***** Data for this task *****

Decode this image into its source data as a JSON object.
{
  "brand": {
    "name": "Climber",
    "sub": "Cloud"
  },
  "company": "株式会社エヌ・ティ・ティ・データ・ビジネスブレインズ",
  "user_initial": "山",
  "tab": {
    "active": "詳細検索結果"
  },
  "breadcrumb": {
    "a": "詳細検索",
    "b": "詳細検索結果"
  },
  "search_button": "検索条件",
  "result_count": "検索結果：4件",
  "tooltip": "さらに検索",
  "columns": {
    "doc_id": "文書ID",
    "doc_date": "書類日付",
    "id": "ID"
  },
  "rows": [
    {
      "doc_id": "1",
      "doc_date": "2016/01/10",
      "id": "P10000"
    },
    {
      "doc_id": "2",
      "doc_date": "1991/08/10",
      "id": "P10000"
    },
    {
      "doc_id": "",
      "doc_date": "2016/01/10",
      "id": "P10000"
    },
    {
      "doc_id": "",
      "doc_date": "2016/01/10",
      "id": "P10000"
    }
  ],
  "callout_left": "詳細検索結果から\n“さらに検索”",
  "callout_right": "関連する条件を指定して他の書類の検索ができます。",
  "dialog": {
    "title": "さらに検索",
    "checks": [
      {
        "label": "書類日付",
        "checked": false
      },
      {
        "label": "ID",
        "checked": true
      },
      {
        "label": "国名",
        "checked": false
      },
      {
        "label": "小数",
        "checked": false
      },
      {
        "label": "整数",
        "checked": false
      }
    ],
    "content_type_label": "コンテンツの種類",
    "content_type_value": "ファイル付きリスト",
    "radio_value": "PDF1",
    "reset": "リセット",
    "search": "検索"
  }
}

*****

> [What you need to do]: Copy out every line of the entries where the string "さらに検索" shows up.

> [Answer]:
  "tooltip": "さらに検索",
  "callout_left": "詳細検索結果から\n“さらに検索”",
    "title": "さらに検索",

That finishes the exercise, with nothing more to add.